On April 23, Madame Tussauds showed off some of the newest figures that will appear in the London-based museum’s next location, Fisherman’s Wharf in San Francisco.

Zuckerberg joins a legion of wax celebrities in almost 20 locations worldwide. The Tussauds lineup includes history and culture’s most popular figures—the Beatles, Marilyn Monroe, Princess Di, Michael Jackson, and many more. Joining Zuck at Wednesday’s unveiling were figures of singer Rihanna and actor Leonardo DiCaprio

In front of the sunny San Francisco coastline, the eerily realistic wax replica of Zuckerberg sits cross-legged and barefoot on a red chair, donning his iconic casual uniform: a hoodie and blue jeans. He looks straight ahead and smiles. His hands, of course, cradle a silver laptop. 

Fake Zuckerberg took between three and four months to make, according to Lauren Fraher, marketing manager for Madame Tussauds San Francisco. In order for the figures to be as lifelike as possible, a chosen celebrity will be measured more than 200 times before the artists go to work. But given Zuck’s busy schedule, the 20-person crew instead used photographs of the Facebook CEO to construct him. 

Creating the wax version of the 29-year-old, a “lifesize replica down to the last freckle,” presumably took an incredible amount of patience. Fraher said each strand of wax Zuckerberg’s hair was inserted by hand over the course of two weeks, one at a time. 

The company donated the black T-shirt Zuckerberg wears, though Mashable reports that it’s currently not visible in photos due to copyright issues. 

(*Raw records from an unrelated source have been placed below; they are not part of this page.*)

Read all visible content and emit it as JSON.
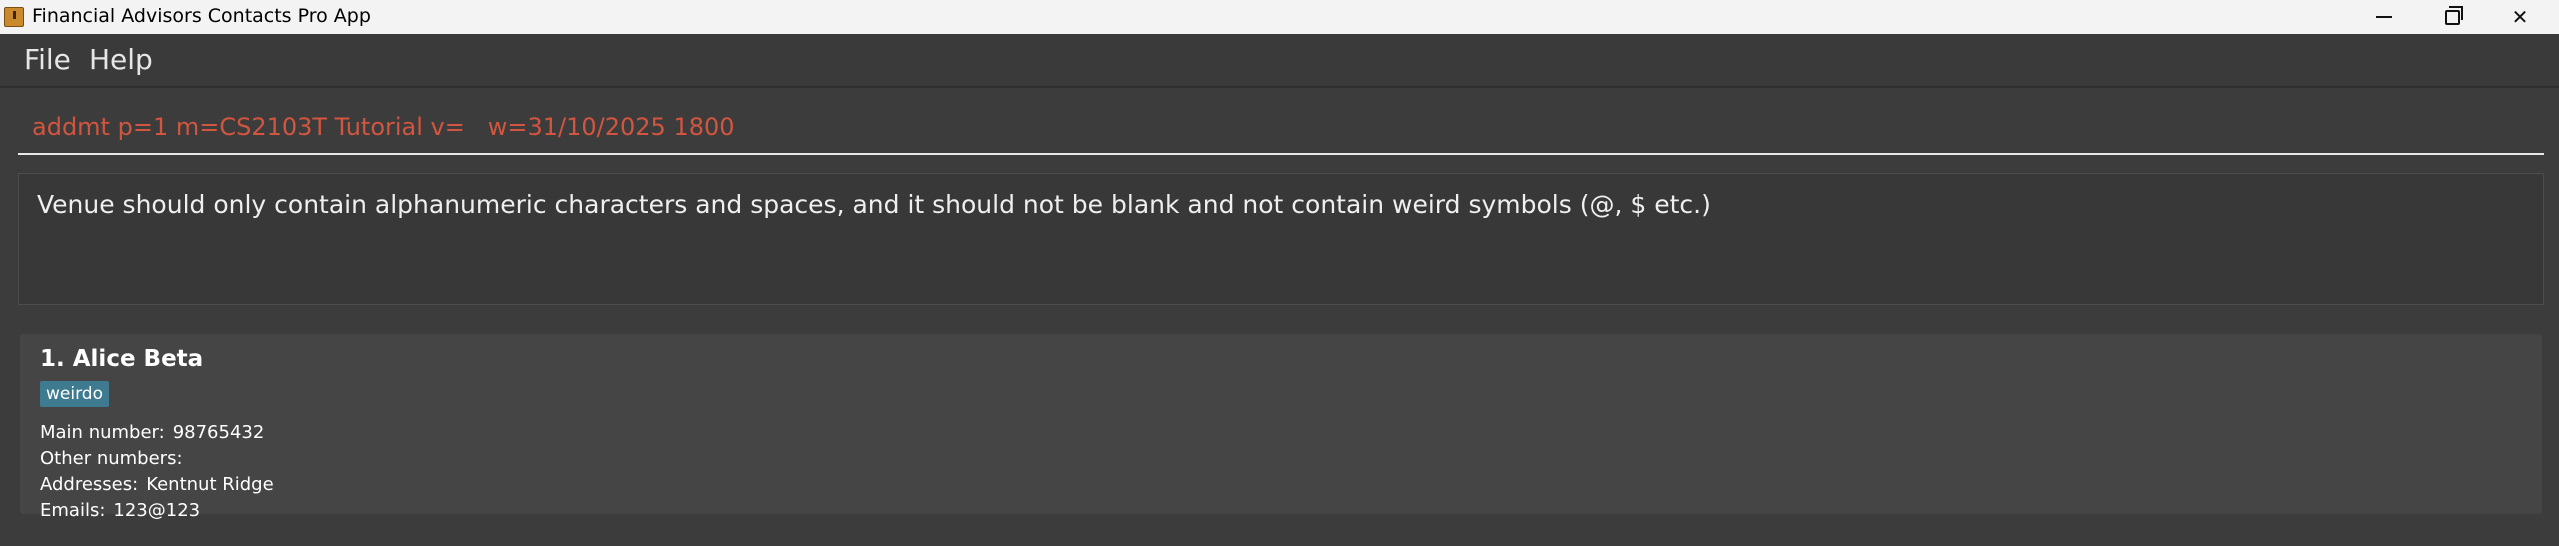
{
  "window": {
    "title": "Financial Advisors Contacts Pro App",
    "icon": "app-icon",
    "controls": [
      "minimize-icon",
      "maximize-icon",
      "close-icon"
    ]
  },
  "menu": {
    "file_label": "File",
    "help_label": "Help"
  },
  "command": {
    "value": "addmt p=1 m=CS2103T Tutorial v=   w=31/10/2025 1800",
    "error_color": "#d2553f"
  },
  "result": {
    "message": "Venue should only contain alphanumeric characters and spaces, and it should not be blank and not contain weird symbols (@, $ etc.)"
  },
  "persons": [
    {
      "index_name": "1. Alice Beta",
      "tags": [
        "weirdo"
      ],
      "main_number_label": "Main number:",
      "main_number": "98765432",
      "other_numbers_label": "Other numbers:",
      "other_numbers": "",
      "addresses_label": "Addresses:",
      "addresses": "Kentnut Ridge",
      "emails_label": "Emails:",
      "emails": "123@123"
    }
  ],
  "colors": {
    "background": "#3c3c3c",
    "tag": "#3e7b91",
    "card": "#454545"
  }
}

Zuckerberg joins the club of other tech giants to get made into wax figures, which includes Steve Jobs and Bill Gates. Madame Tussauds San Francisco will open June 26.

Photo by AlbertoPepe/Flickr (CC BY 2.0)